### Supplied data
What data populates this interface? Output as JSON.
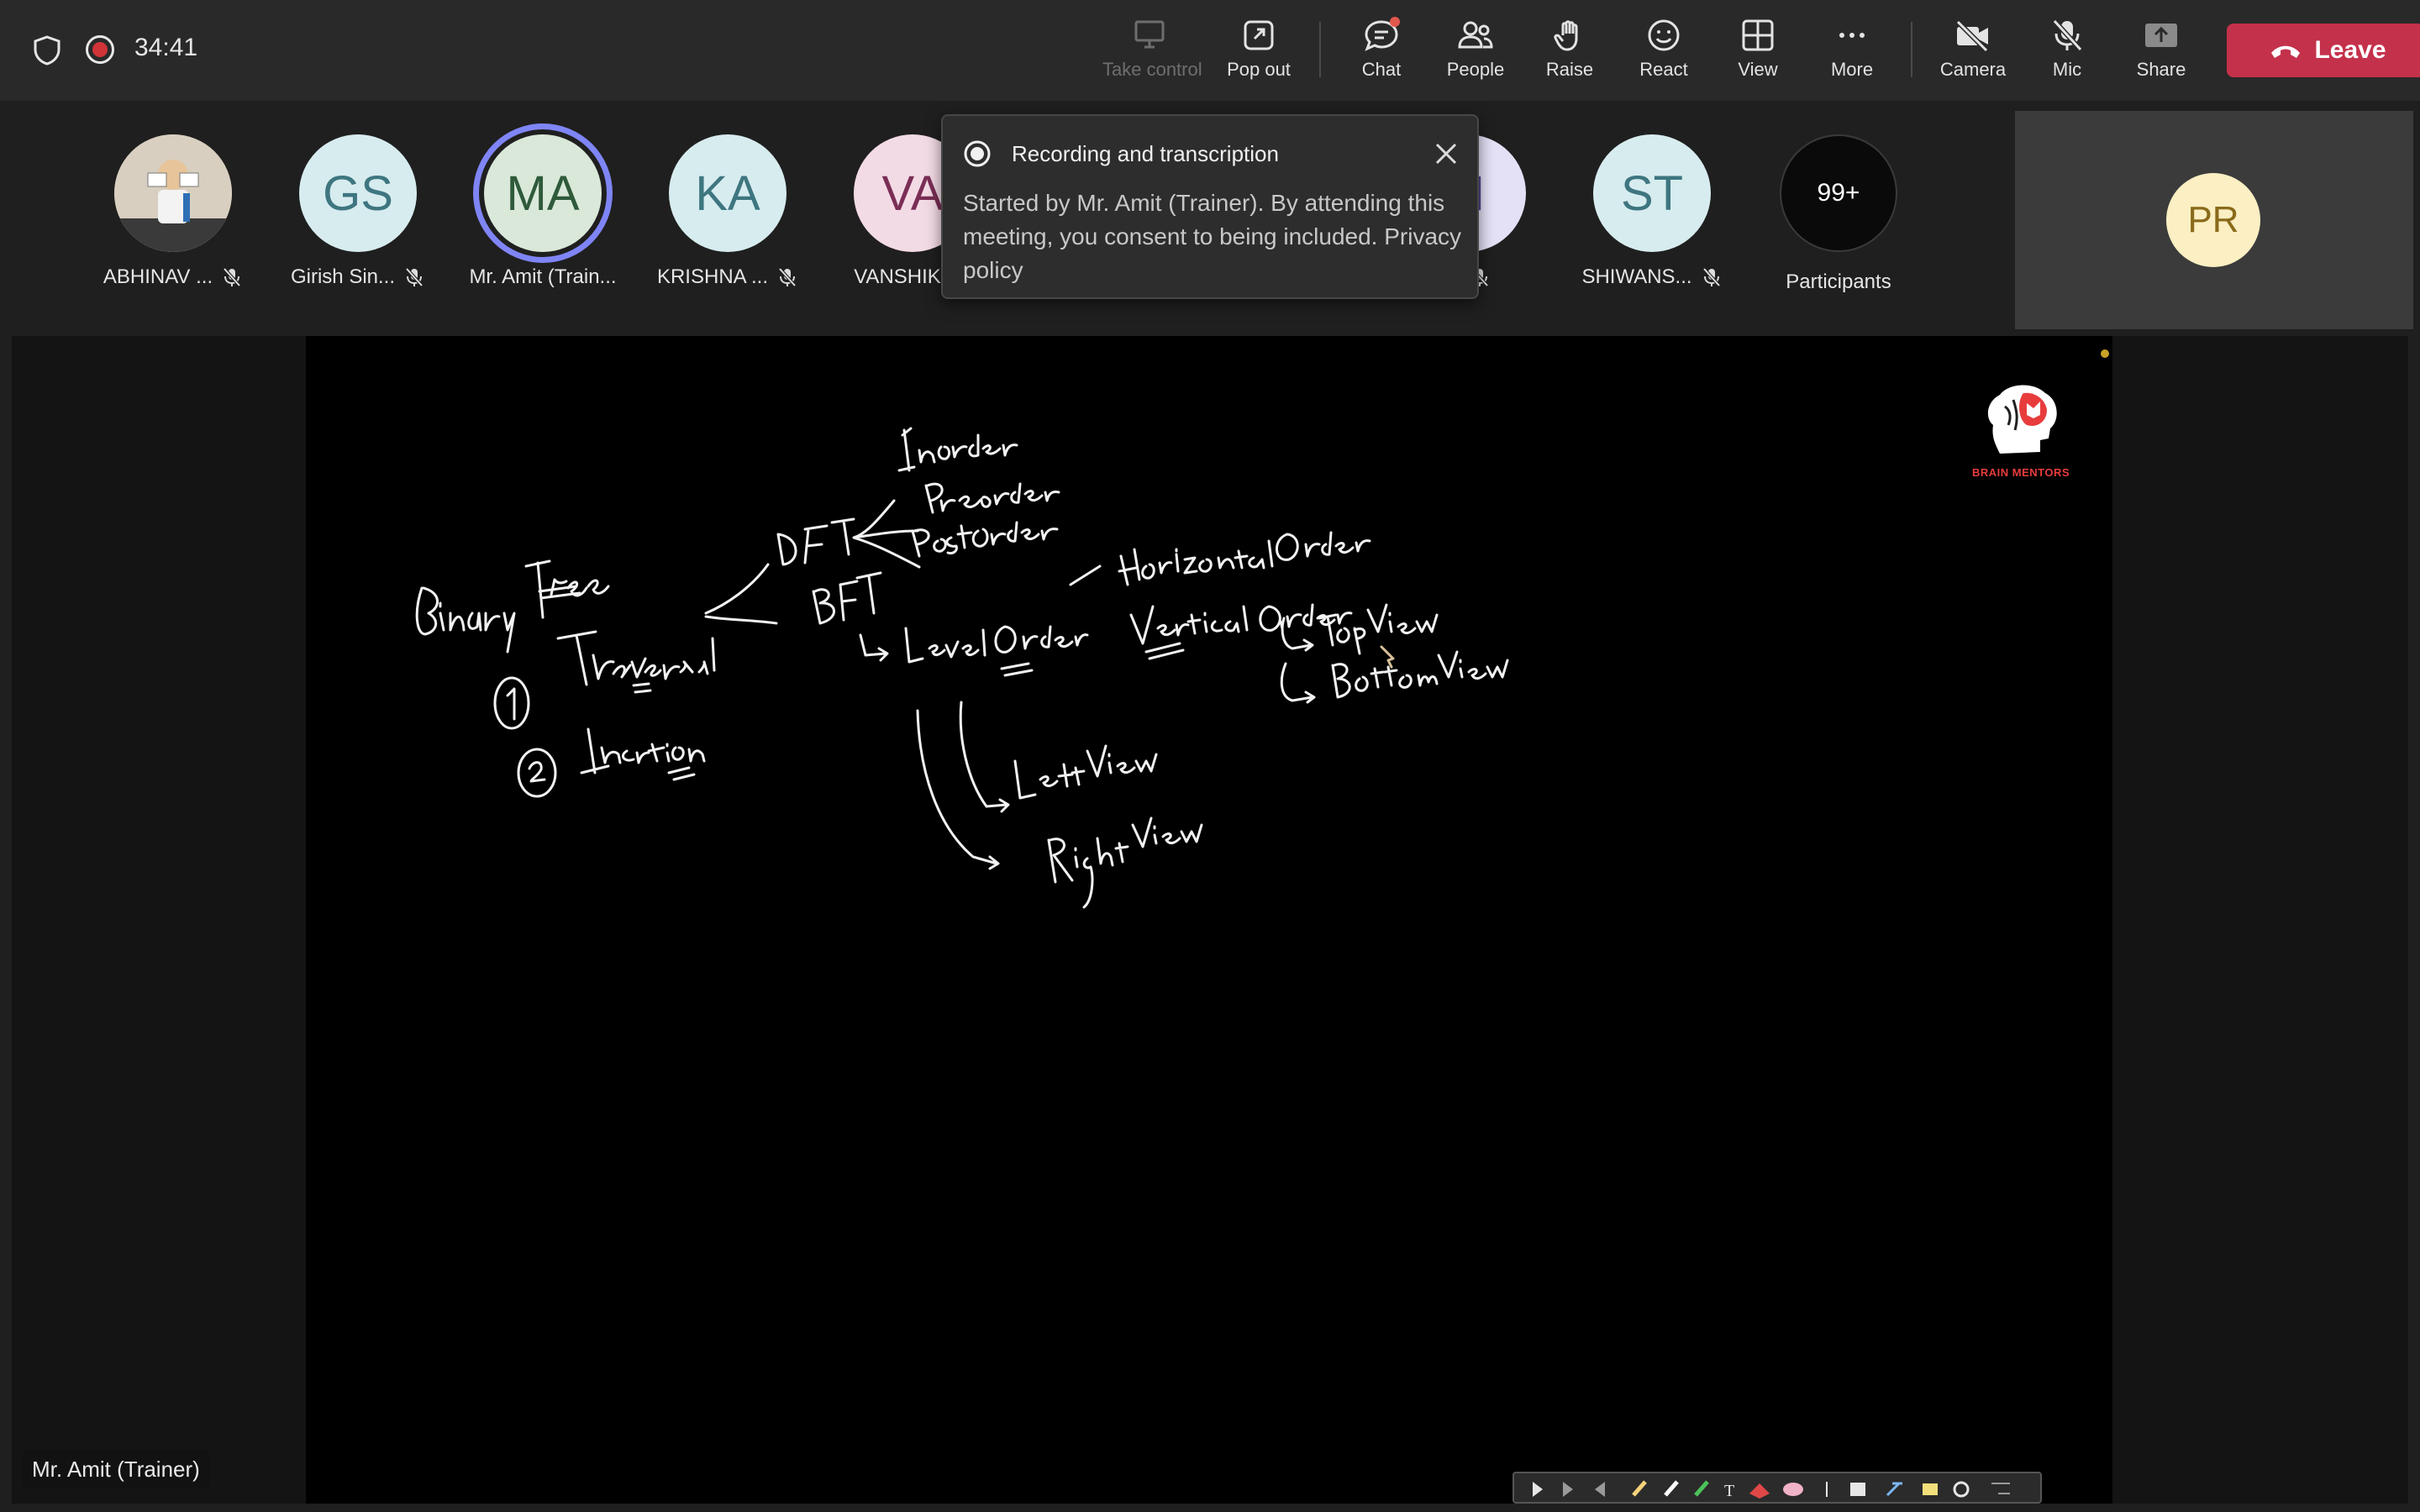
{
  "status": {
    "elapsed": "34:41"
  },
  "toolbar": {
    "take_control": "Take control",
    "pop_out": "Pop out",
    "chat": "Chat",
    "people": "People",
    "raise": "Raise",
    "react": "React",
    "view": "View",
    "more": "More",
    "camera": "Camera",
    "mic": "Mic",
    "share": "Share",
    "leave": "Leave"
  },
  "participants": [
    {
      "name": "ABHINAV ...",
      "initials": "",
      "muted": true
    },
    {
      "name": "Girish Sin...",
      "initials": "GS",
      "muted": true
    },
    {
      "name": "Mr. Amit (Train...",
      "initials": "MA",
      "muted": false,
      "speaking": true
    },
    {
      "name": "KRISHNA ...",
      "initials": "KA",
      "muted": true
    },
    {
      "name": "VANSHIKA...",
      "initials": "VA",
      "muted": false
    },
    {
      "name": "...",
      "initials": "H",
      "muted": true
    },
    {
      "name": "SHIWANS...",
      "initials": "ST",
      "muted": true
    }
  ],
  "overflow": {
    "count": "99+",
    "label": "Participants"
  },
  "self_view": {
    "initials": "PR"
  },
  "toast": {
    "title": "Recording and transcription",
    "body": "Started by Mr. Amit (Trainer). By attending this meeting, you consent to being included.",
    "link": "Privacy policy"
  },
  "whiteboard": {
    "logo_text": "BRAIN MENTORS",
    "notes": [
      "Binary Tree",
      "Traversal",
      "1",
      "Insertion",
      "2",
      "DFT",
      "Inorder",
      "Preorder",
      "PostOrder",
      "BFT",
      "Level Order",
      "HorizontalOrder",
      "Vertical Order",
      "TopView",
      "BottomView",
      "LeftView",
      "RightView"
    ]
  },
  "presenter": {
    "label": "Mr. Amit (Trainer)"
  },
  "colors": {
    "leave": "#c4314b",
    "speaking_ring": "#7f85f5",
    "recording": "#d13438",
    "logo": "#e83c3c"
  }
}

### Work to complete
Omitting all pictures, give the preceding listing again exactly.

### Result of this exercise
What data populates this interface? Output as JSON.
{
  "status": {
    "elapsed": "34:41"
  },
  "toolbar": {
    "take_control": "Take control",
    "pop_out": "Pop out",
    "chat": "Chat",
    "people": "People",
    "raise": "Raise",
    "react": "React",
    "view": "View",
    "more": "More",
    "camera": "Camera",
    "mic": "Mic",
    "share": "Share",
    "leave": "Leave"
  },
  "participants": [
    {
      "name": "ABHINAV ...",
      "initials": "",
      "muted": true
    },
    {
      "name": "Girish Sin...",
      "initials": "GS",
      "muted": true
    },
    {
      "name": "Mr. Amit (Train...",
      "initials": "MA",
      "muted": false,
      "speaking": true
    },
    {
      "name": "KRISHNA ...",
      "initials": "KA",
      "muted": true
    },
    {
      "name": "VANSHIKA...",
      "initials": "VA",
      "muted": false
    },
    {
      "name": "...",
      "initials": "H",
      "muted": true
    },
    {
      "name": "SHIWANS...",
      "initials": "ST",
      "muted": true
    }
  ],
  "overflow": {
    "count": "99+",
    "label": "Participants"
  },
  "self_view": {
    "initials": "PR"
  },
  "toast": {
    "title": "Recording and transcription",
    "body": "Started by Mr. Amit (Trainer). By attending this meeting, you consent to being included.",
    "link": "Privacy policy"
  },
  "whiteboard": {
    "logo_text": "BRAIN MENTORS",
    "notes": [
      "Binary Tree",
      "Traversal",
      "1",
      "Insertion",
      "2",
      "DFT",
      "Inorder",
      "Preorder",
      "PostOrder",
      "BFT",
      "Level Order",
      "HorizontalOrder",
      "Vertical Order",
      "TopView",
      "BottomView",
      "LeftView",
      "RightView"
    ]
  },
  "presenter": {
    "label": "Mr. Amit (Trainer)"
  },
  "colors": {
    "leave": "#c4314b",
    "speaking_ring": "#7f85f5",
    "recording": "#d13438",
    "logo": "#e83c3c"
  }
}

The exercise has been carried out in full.